This post explains how to look at the optimized x86 generated by the CLR.
F# is moving out of research into a first-class language running on .NET. F# is a derivative of OCaml, a strongly-typed functional language with imperative and OO features. I’ve had the great fortune of working with Don Syme on Project 7 (a largely failed attempt to port “academic” languages to .NET) and at MSR Cambridge a long time ago. He’s a very sharp guy who also contributed to the design and implementation of generics in C# and the CLR. Who says nothing ever comes from research groups?
There are times when it is more appropriate to send a chunk of code to another machine rather than receive a large amount of data. One would think this would be more practical with portable languages running on the CLR or JVM. One should be able to serialize a method, then regenerate the method on another machine. Fortunately, this post describes how to generate a DynamicMethod from a MethodInfo in .NET. The next step is to serialize the MethodInfo instance, which looks a bit tricky. I’m still looking into that.
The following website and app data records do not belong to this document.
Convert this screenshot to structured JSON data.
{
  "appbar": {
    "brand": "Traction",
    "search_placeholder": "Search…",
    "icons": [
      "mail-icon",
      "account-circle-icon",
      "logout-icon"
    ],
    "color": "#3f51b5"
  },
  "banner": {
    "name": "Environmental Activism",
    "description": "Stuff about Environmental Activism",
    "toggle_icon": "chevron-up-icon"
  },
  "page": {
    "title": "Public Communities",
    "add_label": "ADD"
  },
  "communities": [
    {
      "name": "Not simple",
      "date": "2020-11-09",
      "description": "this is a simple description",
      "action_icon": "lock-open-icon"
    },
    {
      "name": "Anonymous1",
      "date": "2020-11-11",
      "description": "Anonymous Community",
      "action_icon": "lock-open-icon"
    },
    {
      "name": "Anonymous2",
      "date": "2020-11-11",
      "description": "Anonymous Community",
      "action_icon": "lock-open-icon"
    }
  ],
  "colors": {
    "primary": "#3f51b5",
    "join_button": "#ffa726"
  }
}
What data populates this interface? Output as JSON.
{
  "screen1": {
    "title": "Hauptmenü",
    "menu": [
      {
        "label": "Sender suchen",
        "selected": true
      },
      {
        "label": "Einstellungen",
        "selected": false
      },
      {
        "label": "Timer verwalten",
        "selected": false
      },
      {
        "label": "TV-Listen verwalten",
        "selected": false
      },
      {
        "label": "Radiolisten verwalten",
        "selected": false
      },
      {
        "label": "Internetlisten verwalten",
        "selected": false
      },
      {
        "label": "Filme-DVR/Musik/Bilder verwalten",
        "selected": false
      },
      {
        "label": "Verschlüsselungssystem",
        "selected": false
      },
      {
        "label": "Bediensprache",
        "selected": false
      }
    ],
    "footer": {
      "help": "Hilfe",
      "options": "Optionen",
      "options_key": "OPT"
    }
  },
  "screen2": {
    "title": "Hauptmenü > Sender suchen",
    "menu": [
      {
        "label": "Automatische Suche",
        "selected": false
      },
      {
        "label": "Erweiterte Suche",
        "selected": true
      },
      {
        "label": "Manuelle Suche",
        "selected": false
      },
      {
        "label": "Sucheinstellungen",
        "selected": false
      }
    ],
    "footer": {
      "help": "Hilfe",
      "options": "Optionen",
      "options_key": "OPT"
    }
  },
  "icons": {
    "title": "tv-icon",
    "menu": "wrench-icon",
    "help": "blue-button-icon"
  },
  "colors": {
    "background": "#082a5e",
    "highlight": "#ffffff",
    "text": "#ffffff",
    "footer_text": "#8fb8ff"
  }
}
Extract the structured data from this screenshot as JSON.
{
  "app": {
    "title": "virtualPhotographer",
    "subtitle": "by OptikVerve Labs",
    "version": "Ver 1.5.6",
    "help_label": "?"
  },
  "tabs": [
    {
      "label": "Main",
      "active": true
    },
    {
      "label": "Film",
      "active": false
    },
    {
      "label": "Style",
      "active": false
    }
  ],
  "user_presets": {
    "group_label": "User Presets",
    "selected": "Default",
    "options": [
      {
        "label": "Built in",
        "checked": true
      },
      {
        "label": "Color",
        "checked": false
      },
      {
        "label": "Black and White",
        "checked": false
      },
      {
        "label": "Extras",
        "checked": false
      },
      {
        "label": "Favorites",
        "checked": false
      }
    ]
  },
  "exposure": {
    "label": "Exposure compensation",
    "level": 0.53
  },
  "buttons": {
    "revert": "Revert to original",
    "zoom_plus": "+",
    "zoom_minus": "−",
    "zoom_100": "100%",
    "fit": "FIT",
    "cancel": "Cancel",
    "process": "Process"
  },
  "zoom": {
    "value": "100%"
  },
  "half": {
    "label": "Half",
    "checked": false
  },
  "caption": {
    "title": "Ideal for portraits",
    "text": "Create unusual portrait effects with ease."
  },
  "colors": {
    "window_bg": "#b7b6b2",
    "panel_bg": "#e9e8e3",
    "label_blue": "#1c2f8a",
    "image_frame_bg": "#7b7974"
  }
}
It should be possible to write a language interpreter on top of Java or .NET and rely on method inlining to instantly get compiled code. Implement most of your interpreter opcodes as small static methods: Add, Subtract, LessThan, etc. Translate your language into Java/C# methods that call these opcodes. When the JIT sees all these small static methods, it should inline and optimize them. Presto! You’ve just written a compiler. It’s a bit like using partial evaluation to generate a compiler from an interpreter. I think Peter Sestof did this the hard way a long time ago.